Harvard Educational Review Spring 2008: Adolescent Literacy (#1)

“To engage adolescents, literacy instruction must capture their minds and speak to the questions they have about the world as they contemplate their place within it”
— Ippolito, et al., 2008, p. 2

At the moment, I have a student teacher. Having a student teacher allows for me to reflect on my craft as an educator is an intentional way, as well as seeing a new educator figure out how education works. From the time I began thinking about teaching, I vowed to myself that I was to not be just a teacher. I was to be an inspirer and a motivator. I thought of the great people who had gotten me through this life in an enthusiastic way, and I wanted to share that same opportunity with others. It has been through connections that I have been able to reach my learners in meaningful ways. How can you teach a new teacher this area of craft in the profession?

I have noticed new teachers coming in and being eager to teach the content they are so passionate about, only to be let down when their learners are not as passionate as they are when reading Poe or Bradbury.
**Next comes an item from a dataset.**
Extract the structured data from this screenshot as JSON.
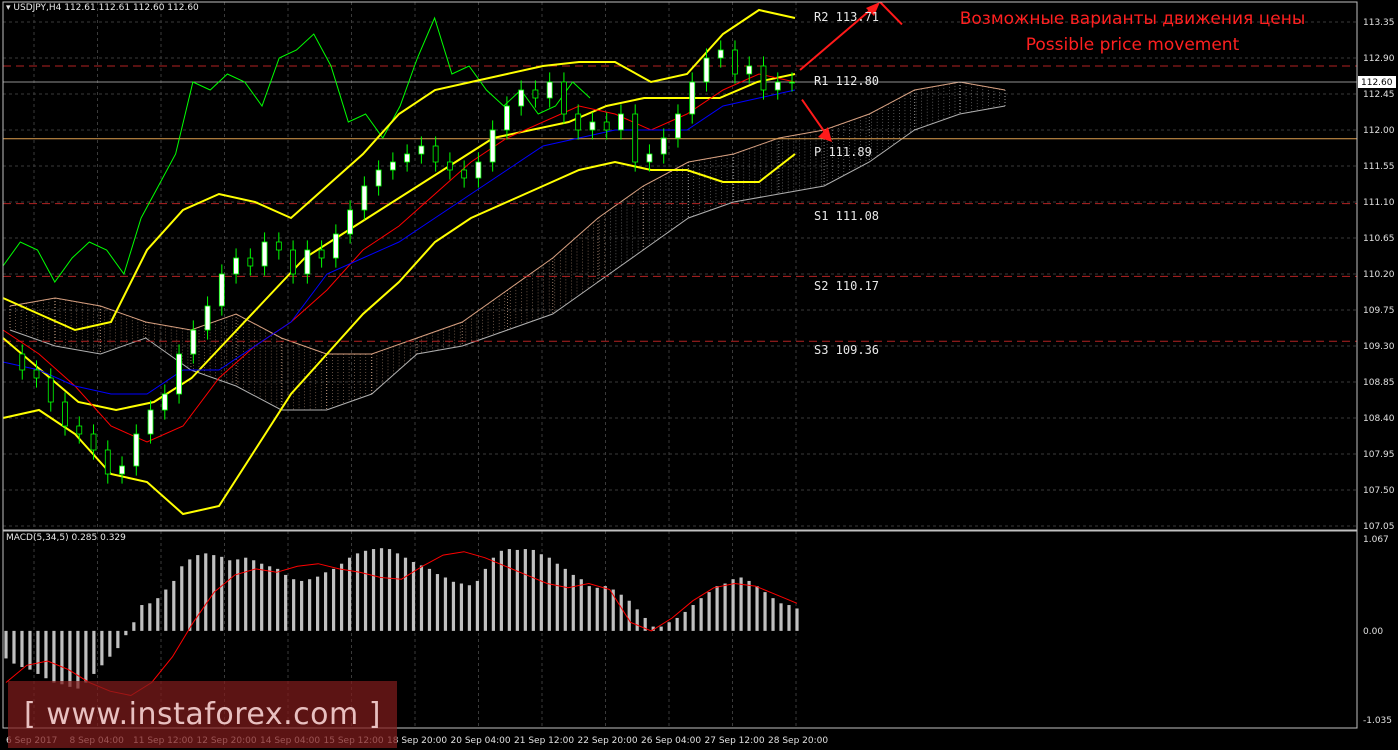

However, this quote effectively points out that it is not about you. It is about the learner. What you teach, inspire, and motivate them with, and how you teach, inspire, and motivate them, is about them.

Harvard Educational Review Spring 2008. Adolescent Literacy ISSN #0017-8055